My boys with Grays in the background

Three years ago, when he was just 8, Joe climbed his first 14er (there are 53 mountain peaks in Colorado with elevations in excess of 14,000 feet, affectionately called 14ers). Two years ago, when Luke was just 7, we attempted to summit Mt. Sherman, but high winds and children with fear of heights kept us from that goal. We had hoped today would mark Luke’s first ascent over 14,000 feet, but it was not to be. I wanted to be upset because we did not accomplish our goal, but I wasn’t. We’d climbed 2,393 feet (all at high elevation) and walked nearly 7 miles, sometimes on slopes so steep that we were leaning into the hill to climb. The kids scrambled rocks and scree and were sure-footed as little goats. They made me proud.

As we were walking down, I could tell our friend’s daughter was a bit disappointed that she wasn’t going to be able to finish the climb because our boys had wanted to call it quits and we had agreed. Then I heard her repeat something to her dad. He asked her about the priorities for the day.

“Number One: Be Safe. Number Two: Have Fun. Number Three: Reach The Top,” she recited.

That got me to thinking about how often in life we feel that if we don’t reach the goal, the effort was wasted. But, that’s not really the case, is it? Was it a waste of a day because we didn’t summit Grays Peak? I don’t think so. I mean, we were on a mountain with three kids climbing at high altitude for a long distance. None of us got hurt. We all returned to the cars without a scratch. Item Number One: Check. Although the climbing was difficult and we all took turns being slow and stopping, we had fun. We laughed, commented on the gorgeous scenery, and appreciated the Rocky Mountain High views. We had great conversations with people we truly love. Item Number Two: Check. We didn’t reach the top, but that was the last priority.

As close as I got to Grays Peak today

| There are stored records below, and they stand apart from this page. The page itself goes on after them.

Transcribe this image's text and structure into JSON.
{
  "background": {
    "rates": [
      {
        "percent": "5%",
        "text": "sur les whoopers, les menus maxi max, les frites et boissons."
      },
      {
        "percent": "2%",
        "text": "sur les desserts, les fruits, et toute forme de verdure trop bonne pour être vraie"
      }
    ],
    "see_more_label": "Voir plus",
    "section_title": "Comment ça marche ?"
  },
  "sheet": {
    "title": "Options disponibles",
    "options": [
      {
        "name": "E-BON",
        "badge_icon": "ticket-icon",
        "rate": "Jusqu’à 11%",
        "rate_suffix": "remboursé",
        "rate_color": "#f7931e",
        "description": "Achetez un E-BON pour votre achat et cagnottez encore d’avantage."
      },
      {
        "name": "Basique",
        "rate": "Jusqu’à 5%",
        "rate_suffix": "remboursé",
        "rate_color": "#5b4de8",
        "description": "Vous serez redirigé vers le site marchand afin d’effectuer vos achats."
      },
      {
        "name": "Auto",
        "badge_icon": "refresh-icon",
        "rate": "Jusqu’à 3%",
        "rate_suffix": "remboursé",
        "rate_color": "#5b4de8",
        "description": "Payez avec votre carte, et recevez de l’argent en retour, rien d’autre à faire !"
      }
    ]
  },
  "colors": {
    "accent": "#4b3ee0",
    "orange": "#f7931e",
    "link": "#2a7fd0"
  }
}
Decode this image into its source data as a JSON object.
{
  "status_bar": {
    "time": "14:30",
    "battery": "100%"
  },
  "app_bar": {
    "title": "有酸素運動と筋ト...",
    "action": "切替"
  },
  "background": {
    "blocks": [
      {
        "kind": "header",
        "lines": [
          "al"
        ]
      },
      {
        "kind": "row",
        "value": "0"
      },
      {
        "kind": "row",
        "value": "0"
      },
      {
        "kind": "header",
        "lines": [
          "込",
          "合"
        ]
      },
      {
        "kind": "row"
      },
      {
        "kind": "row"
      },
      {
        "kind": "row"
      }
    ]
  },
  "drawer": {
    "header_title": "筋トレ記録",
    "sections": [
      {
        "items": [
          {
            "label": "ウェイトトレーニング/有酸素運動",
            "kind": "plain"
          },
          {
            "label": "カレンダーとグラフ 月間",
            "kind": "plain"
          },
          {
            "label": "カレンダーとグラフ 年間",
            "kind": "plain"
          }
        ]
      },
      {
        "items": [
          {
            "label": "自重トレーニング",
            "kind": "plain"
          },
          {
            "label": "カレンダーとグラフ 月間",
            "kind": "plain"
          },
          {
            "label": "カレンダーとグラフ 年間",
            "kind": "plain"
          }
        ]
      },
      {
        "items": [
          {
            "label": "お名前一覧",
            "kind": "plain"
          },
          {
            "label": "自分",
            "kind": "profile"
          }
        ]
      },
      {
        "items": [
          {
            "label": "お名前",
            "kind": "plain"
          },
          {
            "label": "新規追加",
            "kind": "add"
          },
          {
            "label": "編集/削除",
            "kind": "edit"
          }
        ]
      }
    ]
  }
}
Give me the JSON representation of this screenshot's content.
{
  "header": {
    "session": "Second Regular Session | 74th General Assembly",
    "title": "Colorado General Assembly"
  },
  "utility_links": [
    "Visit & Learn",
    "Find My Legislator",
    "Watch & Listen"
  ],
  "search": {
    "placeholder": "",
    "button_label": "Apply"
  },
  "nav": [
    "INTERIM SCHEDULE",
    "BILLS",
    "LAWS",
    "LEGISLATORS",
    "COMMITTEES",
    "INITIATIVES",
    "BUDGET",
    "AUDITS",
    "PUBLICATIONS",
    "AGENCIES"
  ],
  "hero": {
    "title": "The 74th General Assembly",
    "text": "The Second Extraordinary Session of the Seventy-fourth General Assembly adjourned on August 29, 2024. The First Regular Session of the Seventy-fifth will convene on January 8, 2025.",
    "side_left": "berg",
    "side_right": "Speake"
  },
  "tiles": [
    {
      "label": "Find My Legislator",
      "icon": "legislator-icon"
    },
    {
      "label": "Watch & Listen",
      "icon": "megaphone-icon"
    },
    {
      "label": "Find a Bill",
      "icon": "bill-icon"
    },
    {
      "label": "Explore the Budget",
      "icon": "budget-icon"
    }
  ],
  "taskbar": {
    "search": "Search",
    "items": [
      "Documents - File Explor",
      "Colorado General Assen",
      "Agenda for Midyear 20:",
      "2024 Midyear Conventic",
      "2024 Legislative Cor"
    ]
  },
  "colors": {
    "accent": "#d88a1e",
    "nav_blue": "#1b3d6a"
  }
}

After a long day, we went to Beau Jo’s for some Colorado-style pizza and beers (microbrews for the adults, root beers for the kids) to celebrate. We returned home 12 hours after we’d departed, exhausted and a bit sunburned, but feeling good about our effort. We will make some changes next time we attempt this climb (and we will attempt it again). Still, today really did prove the Chinese proverb, “The journey is the reward.” We may not have reached the goal, but the time we spent with our children and our friends, the beauty of the Colorado back country on a cloudless day with deep blue skies, the joy of seeing mountain goats in the distance walking around on Grays Peak, and the serenity of the nearly vacant east side of that awesome 14,270 foot peak made the journey worthwhile. It really comes down to perspective. You can beat yourself up over not reaching your intended target, or you can stop to enjoy what you discovered along the way. The choice is yours.